Sports are only less violent surrogates of precisely the same human need, to belong to a tribe that's doing well because as the tribe's chances go, so go yours. Think about the trappings of sports; the teams are your surrogate warriors, wearing tribal uniforms, the battle grounds (stadia) decorated with tribal flags (banners) and tribal emblems (often fierce animals or warrior figures), the fans painting their faces in tribal/team colors and wearing tribal/team clothing, chanting tribal chants (team songs), fighting long-standing tribal rivalries). The warriors (your team) fight to defend YOUR territory (HOME field,), and you root and cheer and do all sorts of superstitious stuff that you think will affect the outcome on a playing field you in fact have ZERO influence over, and your emotions and actual body chemistry go up, or down, depending on the outcomes. And if everything goes as hoped, the season ends with a championship capped by huge civic rallies in which everyone chants and screams "WE won!"
No. The athletes won. You watched. But it feels like YOU won, because you need to feel like your tribe is successful and dominant, because that literally makes you feel safer. (And if your team lost you go out and trash the city like fans in Vancouver after the Stanley Cup loss last year, or countless other fans in countless other ‘defeated' cities. Or, worse, you violently attack fans of the other team...or the other tribe.)
As this is being written, the baseball "WE won" BIRGing may be shifting to Forth Worth, where one more win over the Tigers puts the Texas Rangers in the world series, and sports fans in Detroit may soon be doing their BIRGing about football, and CORFing about baseball. The stories about all this will run in the sports section, which will somehow separate these ‘pretend' wars from the other things that separate us into groups, and create conflict...real, violent, destructive conflict. But BIRGing and CORFing is not much different from the polarized closed-minded antipathy people on the right and left feel toward each other, the virulent and often violent hatred people in the orthodox branches of various faiths feel toward people outside their sect, not much different from the antipathy Kikuyus in Kenya feel toward the Luo tribe or the violence between Pashtuns and other tribes in Afghanistan or the angry feelings people in so many nations have toward the people in other countries.

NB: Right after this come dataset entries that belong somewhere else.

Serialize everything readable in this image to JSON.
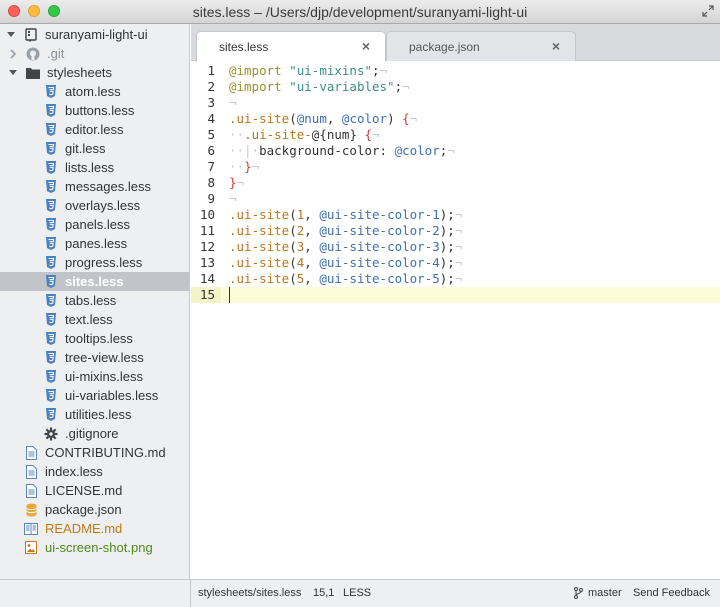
{
  "window": {
    "title": "sites.less – /Users/djp/development/suranyami-light-ui"
  },
  "tree": {
    "root": "suranyami-light-ui",
    "items": [
      {
        "label": "suranyami-light-ui",
        "icon": "repo-icon",
        "kind": "root",
        "expanded": true
      },
      {
        "label": ".git",
        "icon": "github-icon",
        "kind": "dir",
        "expanded": false,
        "muted": true
      },
      {
        "label": "stylesheets",
        "icon": "folder-icon",
        "kind": "dir",
        "expanded": true
      },
      {
        "label": "atom.less",
        "icon": "css3-icon",
        "kind": "file"
      },
      {
        "label": "buttons.less",
        "icon": "css3-icon",
        "kind": "file"
      },
      {
        "label": "editor.less",
        "icon": "css3-icon",
        "kind": "file"
      },
      {
        "label": "git.less",
        "icon": "css3-icon",
        "kind": "file"
      },
      {
        "label": "lists.less",
        "icon": "css3-icon",
        "kind": "file"
      },
      {
        "label": "messages.less",
        "icon": "css3-icon",
        "kind": "file"
      },
      {
        "label": "overlays.less",
        "icon": "css3-icon",
        "kind": "file"
      },
      {
        "label": "panels.less",
        "icon": "css3-icon",
        "kind": "file"
      },
      {
        "label": "panes.less",
        "icon": "css3-icon",
        "kind": "file"
      },
      {
        "label": "progress.less",
        "icon": "css3-icon",
        "kind": "file"
      },
      {
        "label": "sites.less",
        "icon": "css3-icon",
        "kind": "file",
        "selected": true
      },
      {
        "label": "tabs.less",
        "icon": "css3-icon",
        "kind": "file"
      },
      {
        "label": "text.less",
        "icon": "css3-icon",
        "kind": "file"
      },
      {
        "label": "tooltips.less",
        "icon": "css3-icon",
        "kind": "file"
      },
      {
        "label": "tree-view.less",
        "icon": "css3-icon",
        "kind": "file"
      },
      {
        "label": "ui-mixins.less",
        "icon": "css3-icon",
        "kind": "file"
      },
      {
        "label": "ui-variables.less",
        "icon": "css3-icon",
        "kind": "file"
      },
      {
        "label": "utilities.less",
        "icon": "css3-icon",
        "kind": "file"
      },
      {
        "label": ".gitignore",
        "icon": "gear-icon",
        "kind": "file"
      },
      {
        "label": "CONTRIBUTING.md",
        "icon": "document-icon",
        "kind": "file"
      },
      {
        "label": "index.less",
        "icon": "document-icon",
        "kind": "file"
      },
      {
        "label": "LICENSE.md",
        "icon": "document-icon",
        "kind": "file"
      },
      {
        "label": "package.json",
        "icon": "database-icon",
        "kind": "file"
      },
      {
        "label": "README.md",
        "icon": "book-icon",
        "kind": "file",
        "color": "orange"
      },
      {
        "label": "ui-screen-shot.png",
        "icon": "image-icon",
        "kind": "file",
        "color": "green"
      }
    ]
  },
  "tabs": [
    {
      "label": "sites.less",
      "active": true,
      "close": "×"
    },
    {
      "label": "package.json",
      "active": false,
      "close": "×"
    }
  ],
  "editor": {
    "current_line": 15,
    "invisible_eol": "¬",
    "lines": [
      {
        "no": "1",
        "tokens": [
          [
            "kw",
            "@import "
          ],
          [
            "str",
            "\"ui-mixins\""
          ],
          [
            "prop",
            ";"
          ],
          [
            "inv",
            "¬"
          ]
        ]
      },
      {
        "no": "2",
        "tokens": [
          [
            "kw",
            "@import "
          ],
          [
            "str",
            "\"ui-variables\""
          ],
          [
            "prop",
            ";"
          ],
          [
            "inv",
            "¬"
          ]
        ]
      },
      {
        "no": "3",
        "tokens": [
          [
            "inv",
            "¬"
          ]
        ]
      },
      {
        "no": "4",
        "tokens": [
          [
            "sel",
            ".ui-site"
          ],
          [
            "prop",
            "("
          ],
          [
            "var",
            "@num"
          ],
          [
            "prop",
            ", "
          ],
          [
            "var",
            "@color"
          ],
          [
            "prop",
            ") "
          ],
          [
            "pun",
            "{"
          ],
          [
            "inv",
            "¬"
          ]
        ]
      },
      {
        "no": "5",
        "tokens": [
          [
            "inv",
            "··"
          ],
          [
            "sel",
            ".ui-site-"
          ],
          [
            "prop",
            "@{"
          ],
          [
            "prop",
            "num"
          ],
          [
            "prop",
            "} "
          ],
          [
            "pun",
            "{"
          ],
          [
            "inv",
            "¬"
          ]
        ]
      },
      {
        "no": "6",
        "tokens": [
          [
            "inv",
            "··|·"
          ],
          [
            "prop",
            "background-color: "
          ],
          [
            "var",
            "@color"
          ],
          [
            "prop",
            ";"
          ],
          [
            "inv",
            "¬"
          ]
        ]
      },
      {
        "no": "7",
        "tokens": [
          [
            "inv",
            "··"
          ],
          [
            "pun",
            "}"
          ],
          [
            "inv",
            "¬"
          ]
        ]
      },
      {
        "no": "8",
        "tokens": [
          [
            "pun",
            "}"
          ],
          [
            "inv",
            "¬"
          ]
        ]
      },
      {
        "no": "9",
        "tokens": [
          [
            "inv",
            "¬"
          ]
        ]
      },
      {
        "no": "10",
        "tokens": [
          [
            "sel",
            ".ui-site"
          ],
          [
            "prop",
            "("
          ],
          [
            "num",
            "1"
          ],
          [
            "prop",
            ", "
          ],
          [
            "var",
            "@ui-site-color-1"
          ],
          [
            "prop",
            ");"
          ],
          [
            "inv",
            "¬"
          ]
        ]
      },
      {
        "no": "11",
        "tokens": [
          [
            "sel",
            ".ui-site"
          ],
          [
            "prop",
            "("
          ],
          [
            "num",
            "2"
          ],
          [
            "prop",
            ", "
          ],
          [
            "var",
            "@ui-site-color-2"
          ],
          [
            "prop",
            ");"
          ],
          [
            "inv",
            "¬"
          ]
        ]
      },
      {
        "no": "12",
        "tokens": [
          [
            "sel",
            ".ui-site"
          ],
          [
            "prop",
            "("
          ],
          [
            "num",
            "3"
          ],
          [
            "prop",
            ", "
          ],
          [
            "var",
            "@ui-site-color-3"
          ],
          [
            "prop",
            ");"
          ],
          [
            "inv",
            "¬"
          ]
        ]
      },
      {
        "no": "13",
        "tokens": [
          [
            "sel",
            ".ui-site"
          ],
          [
            "prop",
            "("
          ],
          [
            "num",
            "4"
          ],
          [
            "prop",
            ", "
          ],
          [
            "var",
            "@ui-site-color-4"
          ],
          [
            "prop",
            ");"
          ],
          [
            "inv",
            "¬"
          ]
        ]
      },
      {
        "no": "14",
        "tokens": [
          [
            "sel",
            ".ui-site"
          ],
          [
            "prop",
            "("
          ],
          [
            "num",
            "5"
          ],
          [
            "prop",
            ", "
          ],
          [
            "var",
            "@ui-site-color-5"
          ],
          [
            "prop",
            ");"
          ],
          [
            "inv",
            "¬"
          ]
        ]
      },
      {
        "no": "15",
        "tokens": []
      }
    ]
  },
  "status": {
    "path": "stylesheets/sites.less",
    "position": "15,1",
    "grammar": "LESS",
    "branch": "master",
    "feedback": "Send Feedback"
  },
  "colors": {
    "accent_selection": "#c1c5ca",
    "readme": "#c27a12",
    "image_file": "#4d8c1f"
  }
}
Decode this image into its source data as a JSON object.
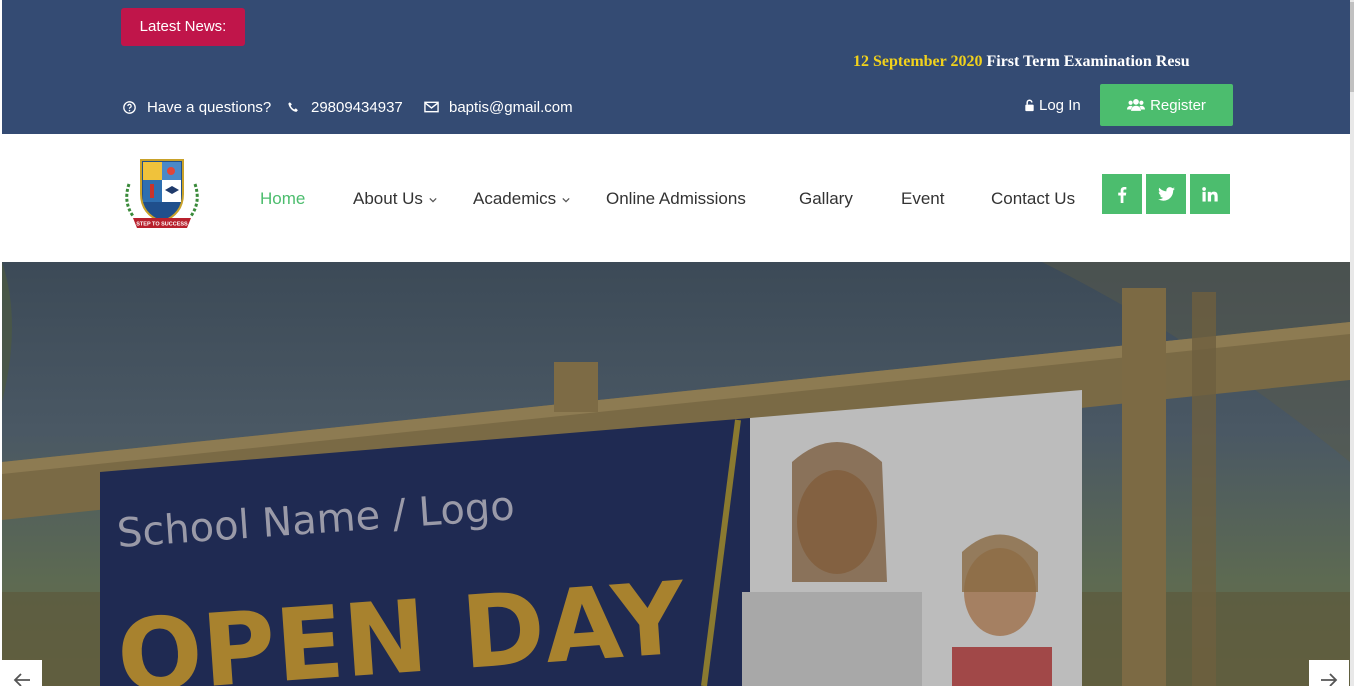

Red Sox and Yankees. Hatfields and McCoys. Palestinians and Israelis. They each have their own story line, but at their heart these conflicts, and BIRGing and CORFing, are all part of the same phenomenon. They represent the social human animal's need for tribal affiliation and cohesion, a belonging which is vital to nothing less motivating than survival itself.
(Go, Patriots! "Kill" the Cowboys.)